__PROBLEM__
Where in the listing does the word "this" appear? Report each line that holds it.

__PROVIDED DATA__
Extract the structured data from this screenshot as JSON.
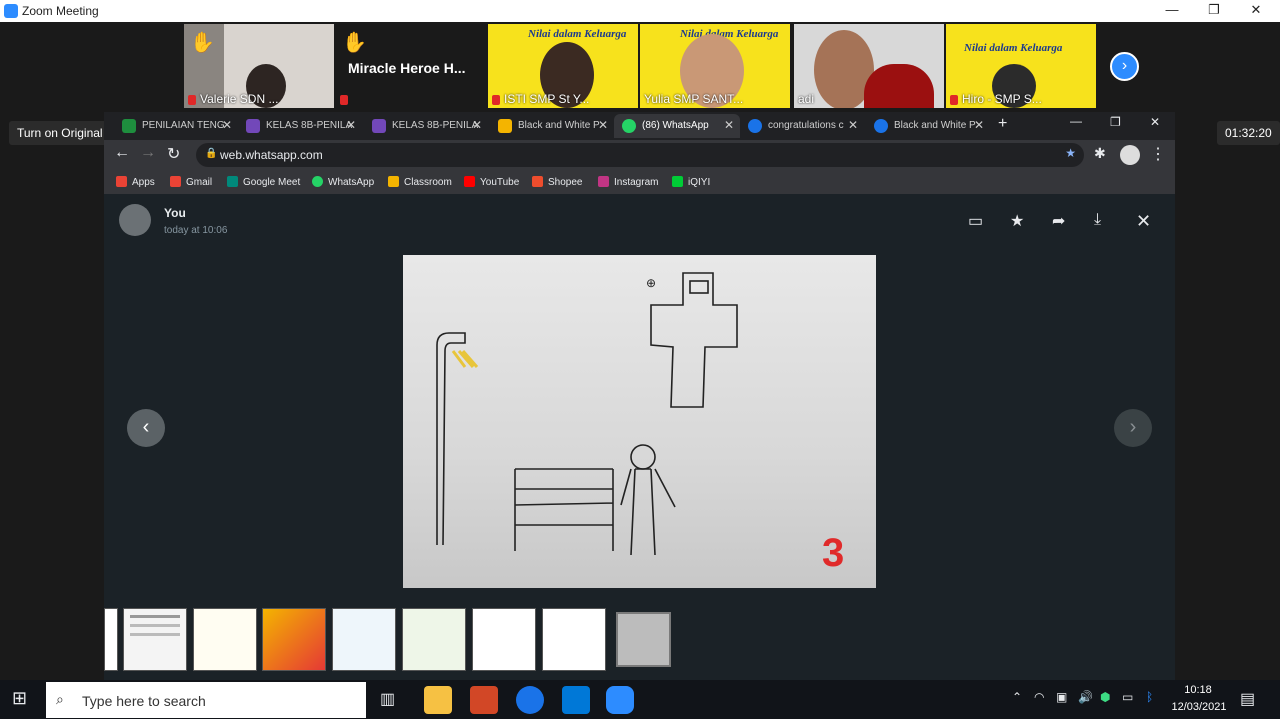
{
  "zoom": {
    "title": "Zoom Meeting",
    "window_controls": [
      "—",
      "❐",
      "✕"
    ],
    "participants": [
      {
        "name": "Valerie SDN ...",
        "muted": true,
        "hand": true
      },
      {
        "name": "Miracle Heroe H...",
        "muted": true,
        "hand": true
      },
      {
        "name": "ISTI SMP St Y...",
        "muted": true,
        "poster_text": "Nilai dalam Keluarga"
      },
      {
        "name": "Yulia SMP SANT...",
        "muted": false,
        "poster_text": "Nilai dalam Keluarga"
      },
      {
        "name": "adi",
        "muted": false
      },
      {
        "name": "Hiro - SMP S...",
        "muted": true,
        "poster_text": "Nilai dalam Keluarga"
      }
    ],
    "original_sound_label": "Turn on Original Sound",
    "timer": "01:32:20",
    "next_icon": "chevron-right-icon"
  },
  "chrome": {
    "tabs": [
      {
        "label": "PENILAIAN TENG",
        "icon_color": "#1e8e3e"
      },
      {
        "label": "KELAS 8B-PENILA",
        "icon_color": "#7248b9"
      },
      {
        "label": "KELAS 8B-PENILA",
        "icon_color": "#7248b9"
      },
      {
        "label": "Black and White P",
        "icon_color": "#f4b400"
      },
      {
        "label": "(86) WhatsApp",
        "icon_color": "#25d366"
      },
      {
        "label": "congratulations c",
        "icon_color": "#1a73e8"
      },
      {
        "label": "Black and White P",
        "icon_color": "#1a73e8"
      }
    ],
    "new_tab": "+",
    "window_controls": [
      "—",
      "❐",
      "✕"
    ],
    "url": "web.whatsapp.com",
    "bookmarks": [
      {
        "label": "Apps",
        "color": "#ea4335"
      },
      {
        "label": "Gmail",
        "color": "#ea4335"
      },
      {
        "label": "Google Meet",
        "color": "#00897b"
      },
      {
        "label": "WhatsApp",
        "color": "#25d366"
      },
      {
        "label": "Classroom",
        "color": "#f4b400"
      },
      {
        "label": "YouTube",
        "color": "#ff0000"
      },
      {
        "label": "Shopee",
        "color": "#ee4d2d"
      },
      {
        "label": "Instagram",
        "color": "#c13584"
      },
      {
        "label": "iQIYI",
        "color": "#00cc36"
      }
    ]
  },
  "viewer": {
    "sender": "You",
    "time": "today at 10:06",
    "drawing_number": "3",
    "actions": [
      "comment-icon",
      "star-icon",
      "forward-icon",
      "download-icon",
      "close-icon"
    ]
  },
  "taskbar": {
    "search_placeholder": "Type here to search",
    "time": "10:18",
    "date": "12/03/2021"
  }
}
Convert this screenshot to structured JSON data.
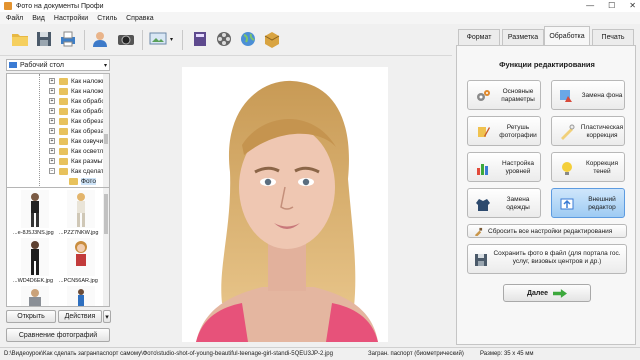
{
  "window": {
    "title": "Фото на документы Профи",
    "controls": [
      "—",
      "☐",
      "✕"
    ]
  },
  "menu": [
    "Файл",
    "Вид",
    "Настройки",
    "Стиль",
    "Справка"
  ],
  "toolbar": {
    "icons": [
      "open-folder-icon",
      "save-icon",
      "print-icon",
      "contacts-icon",
      "camera-icon",
      "screen-icon",
      "book-icon",
      "film-icon",
      "world-icon",
      "box-icon"
    ]
  },
  "left": {
    "drive": "Рабочий стол",
    "tree": [
      {
        "label": "Как наложи",
        "expand": "+"
      },
      {
        "label": "Как наложи",
        "expand": "+"
      },
      {
        "label": "Как обработ",
        "expand": "+"
      },
      {
        "label": "Как обработ",
        "expand": "+"
      },
      {
        "label": "Как обрезат",
        "expand": "+"
      },
      {
        "label": "Как обрезат",
        "expand": "+"
      },
      {
        "label": "Как озвучит",
        "expand": "+"
      },
      {
        "label": "Как осветли",
        "expand": "+"
      },
      {
        "label": "Как размыть",
        "expand": "+"
      },
      {
        "label": "Как сделать",
        "expand": "−"
      },
      {
        "label": "Фото",
        "expand": ""
      }
    ],
    "thumbnails": [
      {
        "caption": "...e-8J5J3NS.jpg"
      },
      {
        "caption": "...PZZ7NKW.jpg"
      },
      {
        "caption": "...WD4D6EK.jpg"
      },
      {
        "caption": "...PCN56AR.jpg"
      },
      {
        "caption": ""
      },
      {
        "caption": ""
      }
    ],
    "open_button": "Открыть",
    "actions_button": "Действия",
    "compare_button": "Сравнение фотографий"
  },
  "right": {
    "tabs": [
      "Формат",
      "Разметка",
      "Обработка",
      "Печать"
    ],
    "active_tab": "Обработка",
    "heading": "Функции редактирования",
    "functions": [
      {
        "label": "Основные параметры",
        "icon": "gears-icon"
      },
      {
        "label": "Замена фона",
        "icon": "background-replace-icon"
      },
      {
        "label": "Ретушь фотографии",
        "icon": "retouch-icon"
      },
      {
        "label": "Пластическая коррекция",
        "icon": "plastic-correction-icon"
      },
      {
        "label": "Настройка уровней",
        "icon": "levels-icon"
      },
      {
        "label": "Коррекция теней",
        "icon": "shadows-icon"
      },
      {
        "label": "Замена одежды",
        "icon": "clothes-icon"
      },
      {
        "label": "Внешний редактор",
        "icon": "external-editor-icon"
      }
    ],
    "reset": "Сбросить все настройки редактирования",
    "save": "Сохранить фото в файл (для портала гос. услуг, визовых центров и др.)",
    "next": "Далее"
  },
  "status": {
    "path": "D:\\Видеоурок\\Как сделать загранпаспорт самому\\Фото\\studio-shot-of-young-beautiful-teenage-girl-standi-5QEU3JP-2.jpg",
    "doc": "Загран. паспорт (биометрический)",
    "size": "Размер: 35 x 45 мм"
  },
  "colors": {
    "accent": "#3b7bd4",
    "selected_tab": "#f7f7f7",
    "next_arrow": "#3ca83c"
  }
}
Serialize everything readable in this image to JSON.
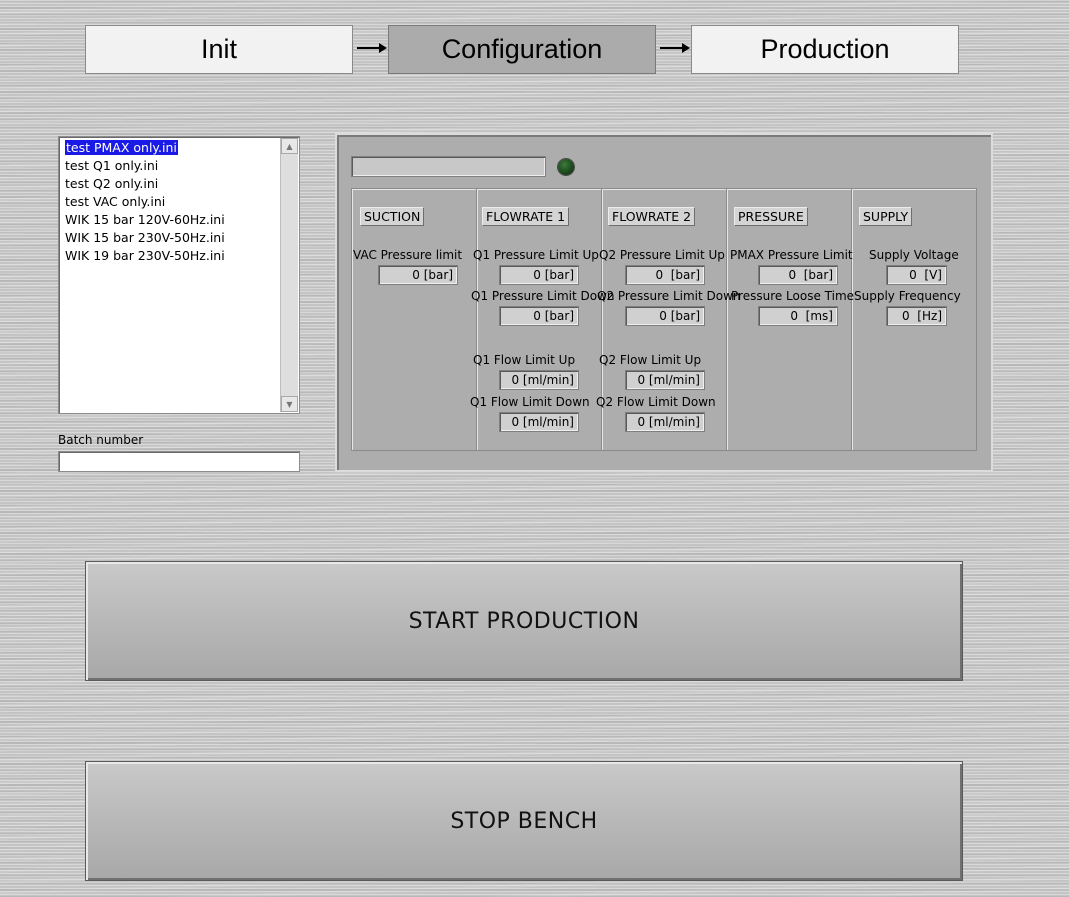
{
  "steps": [
    {
      "label": "Init",
      "active": false
    },
    {
      "label": "Configuration",
      "active": true
    },
    {
      "label": "Production",
      "active": false
    }
  ],
  "file_list": {
    "items": [
      "test PMAX only.ini",
      "test Q1 only.ini",
      "test Q2 only.ini",
      "test VAC only.ini",
      "WIK 15 bar 120V-60Hz.ini",
      "WIK 15 bar 230V-50Hz.ini",
      "WIK 19 bar 230V-50Hz.ini"
    ],
    "selected": "test PMAX only.ini"
  },
  "batch": {
    "label": "Batch number",
    "value": ""
  },
  "status": {
    "text": "",
    "led_color": "#1d4a1d"
  },
  "sections": {
    "suction": {
      "title": "SUCTION",
      "vac_label": "VAC Pressure limit",
      "vac_value": "0 [bar]"
    },
    "flowrate1": {
      "title": "FLOWRATE 1",
      "p_up_label": "Q1 Pressure Limit Up",
      "p_up_value": "0 [bar]",
      "p_down_label": "Q1 Pressure Limit Down",
      "p_down_value": "0 [bar]",
      "f_up_label": "Q1 Flow Limit Up",
      "f_up_value": "0 [ml/min]",
      "f_down_label": "Q1 Flow Limit Down",
      "f_down_value": "0 [ml/min]"
    },
    "flowrate2": {
      "title": "FLOWRATE 2",
      "p_up_label": "Q2 Pressure Limit Up",
      "p_up_value": "0  [bar]",
      "p_down_label": "Q2 Pressure Limit Down",
      "p_down_value": "0 [bar]",
      "f_up_label": "Q2 Flow Limit Up",
      "f_up_value": "0 [ml/min]",
      "f_down_label": "Q2 Flow Limit Down",
      "f_down_value": "0 [ml/min]"
    },
    "pressure": {
      "title": "PRESSURE",
      "pmax_label": "PMAX Pressure Limit",
      "pmax_value": "0  [bar]",
      "loose_label": "Pressure Loose Time",
      "loose_value": "0  [ms]"
    },
    "supply": {
      "title": "SUPPLY",
      "voltage_label": "Supply Voltage",
      "voltage_value": "0  [V]",
      "freq_label": "Supply Frequency",
      "freq_value": "0  [Hz]"
    }
  },
  "buttons": {
    "start": "START PRODUCTION",
    "stop": "STOP BENCH"
  }
}
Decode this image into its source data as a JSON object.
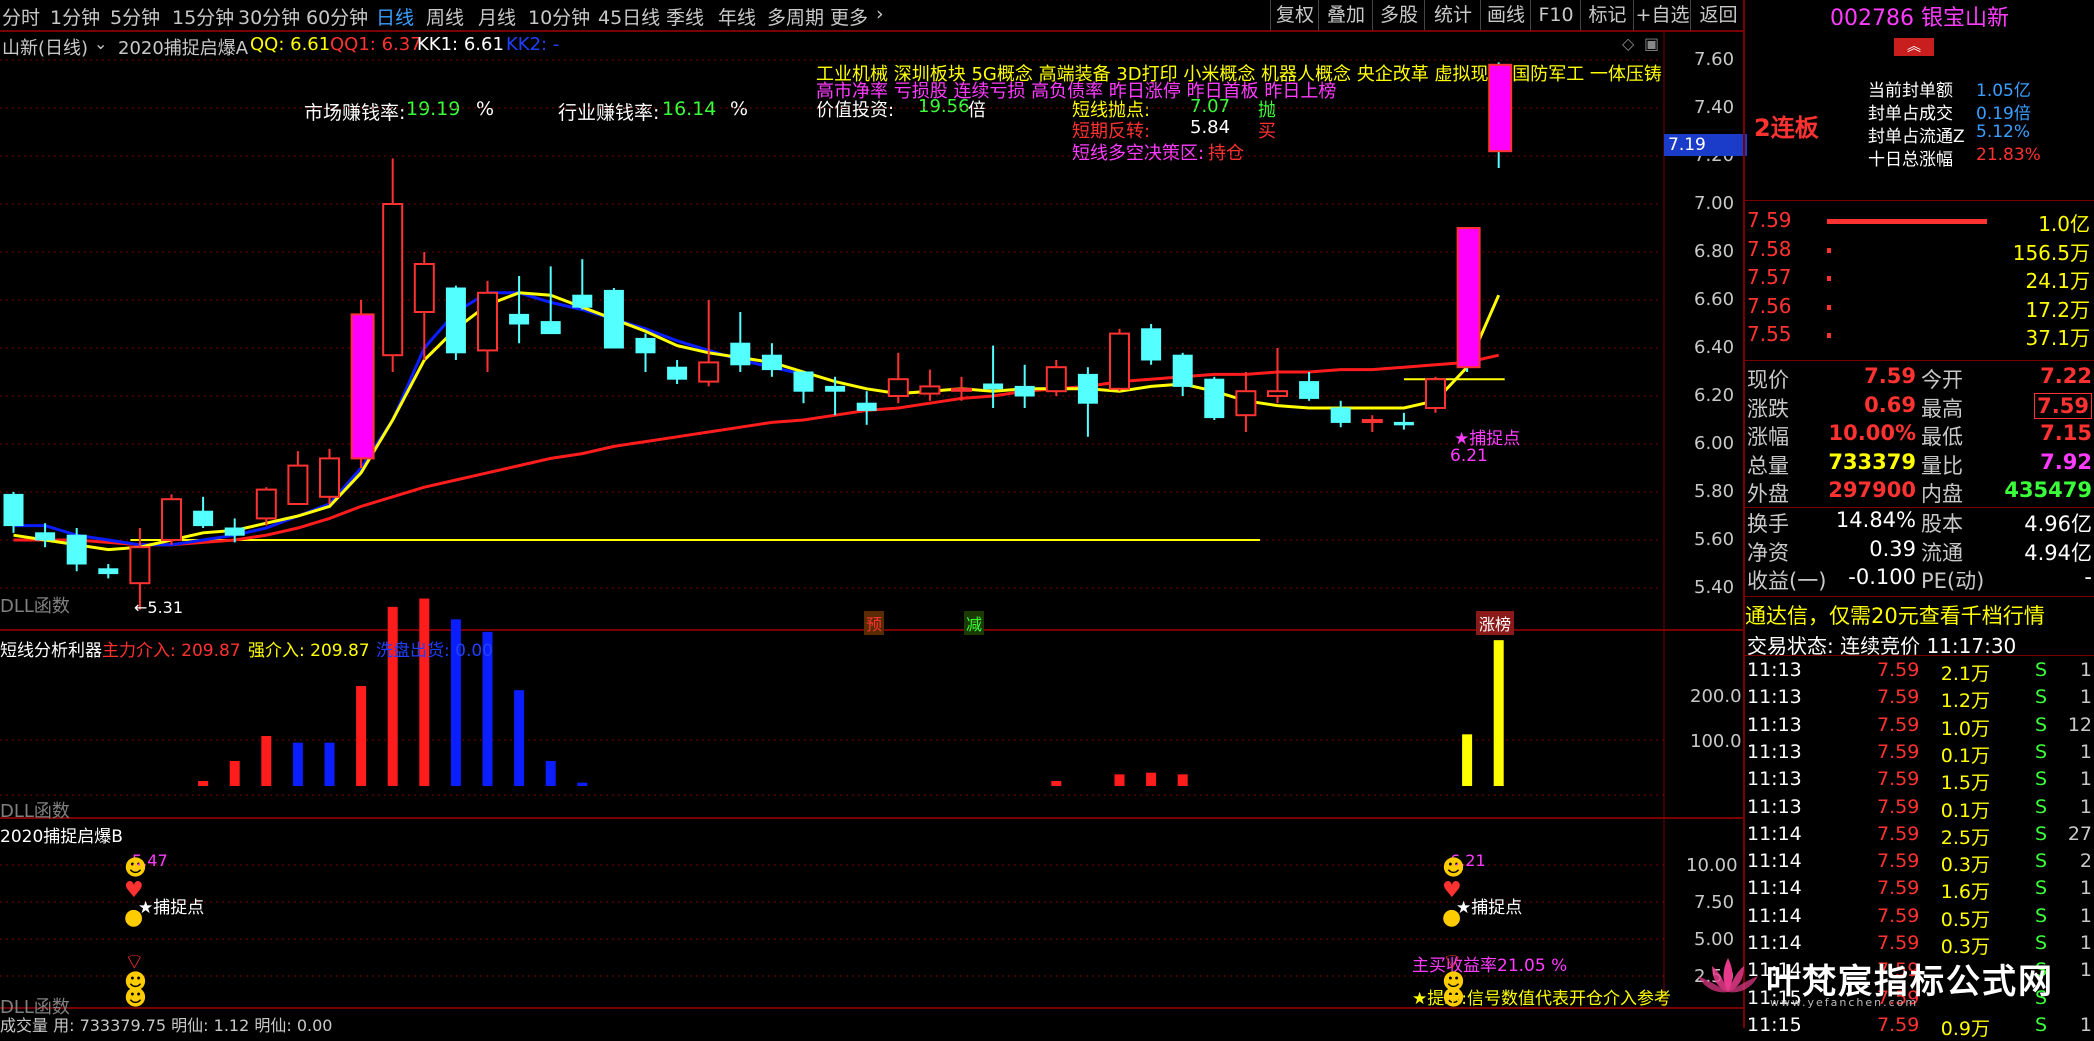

__THE COMPLETED TASK__
Extract the structured data from this screenshot as JSON.
Convert this screenshot to structured JSON data.
Serialize everything readable in this image to JSON.
Decode this image into its source data as a JSON object.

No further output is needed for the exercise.